Liapis v. Dist. Ct.: A mother asked the court to stop her son from representing his father in a divorce action. She didn’t raise an ethical breach.
By Laura Morgan, Family Law Consultant
Mother lacked standing to seek disqualification of parties’ son from representing his father in divorce action; mother was neither a former nor current client of her son, mother did not argue that son’s representation of his father constituted an ethical breach as to her or impacted any of her legal interests, and instead, mother simply alleged that son’s love for his parents impacted his ability to represent father, not mother.
Laura Morgan is a Family Law Consultant. Laura is available for consultation, brief writing and research on family law issues throughout the country. She can be reached through her Web site.
In recent news, a New York Supreme Court judge fined a pro se patent lawyer $10,000 during a child-custody hearing. According to the judge, the lawyer breached the “Rules of Professional Conduct” due to his misbehaviour throughout his divorce and custody case.
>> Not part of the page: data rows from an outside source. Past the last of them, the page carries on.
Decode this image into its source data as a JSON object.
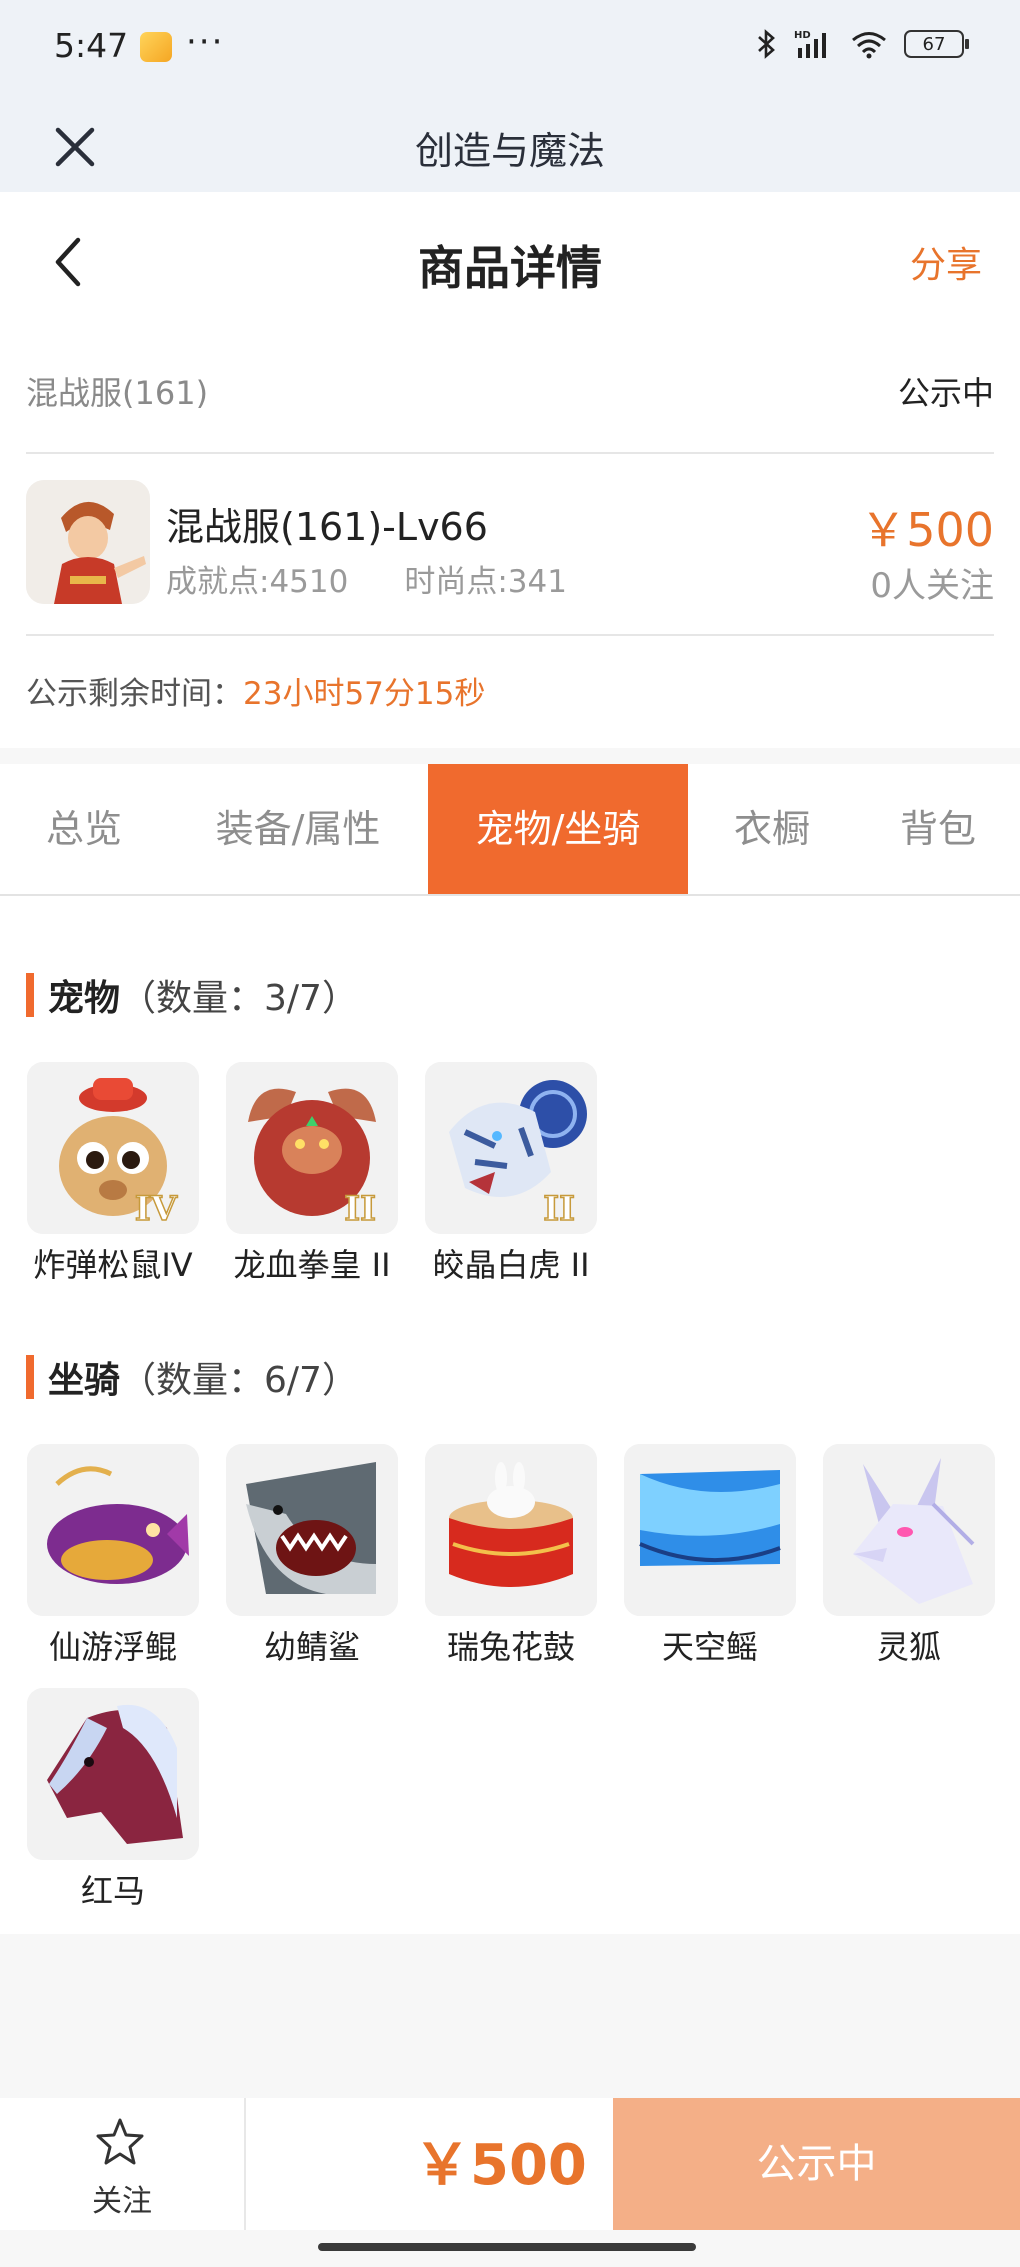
{
  "status_bar": {
    "time": "5:47",
    "more": "···",
    "network": "HD",
    "battery": "67"
  },
  "app_bar": {
    "title": "创造与魔法"
  },
  "header": {
    "title": "商品详情",
    "share_label": "分享"
  },
  "summary": {
    "server": "混战服(161)",
    "status": "公示中",
    "item_name": "混战服(161)-Lv66",
    "achievement": "成就点:4510",
    "fashion": "时尚点:341",
    "price": "￥500",
    "followers": "0人关注",
    "timer_label": "公示剩余时间：",
    "timer_value": "23小时57分15秒"
  },
  "tabs": [
    {
      "label": "总览",
      "active": false
    },
    {
      "label": "装备/属性",
      "active": false
    },
    {
      "label": "宠物/坐骑",
      "active": true
    },
    {
      "label": "衣橱",
      "active": false
    },
    {
      "label": "背包",
      "active": false
    }
  ],
  "pets": {
    "title": "宠物",
    "count": "（数量：3/7）",
    "items": [
      {
        "name": "炸弹松鼠IV",
        "badge": "IV"
      },
      {
        "name": "龙血拳皇 II",
        "badge": "II"
      },
      {
        "name": "皎晶白虎 II",
        "badge": "II"
      }
    ]
  },
  "mounts": {
    "title": "坐骑",
    "count": "（数量：6/7）",
    "items": [
      {
        "name": "仙游浮鲲"
      },
      {
        "name": "幼鲭鲨"
      },
      {
        "name": "瑞兔花鼓"
      },
      {
        "name": "天空鳐"
      },
      {
        "name": "灵狐"
      },
      {
        "name": "红马"
      }
    ]
  },
  "bottom_bar": {
    "follow_label": "关注",
    "price": "￥500",
    "action_label": "公示中"
  },
  "colors": {
    "accent": "#f06a2e",
    "price": "#e8742c",
    "action_disabled": "#f4af87"
  }
}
This included aggressive and hostile behavior towards judges and lawyers, and ongoing disruptions of trials.Published on: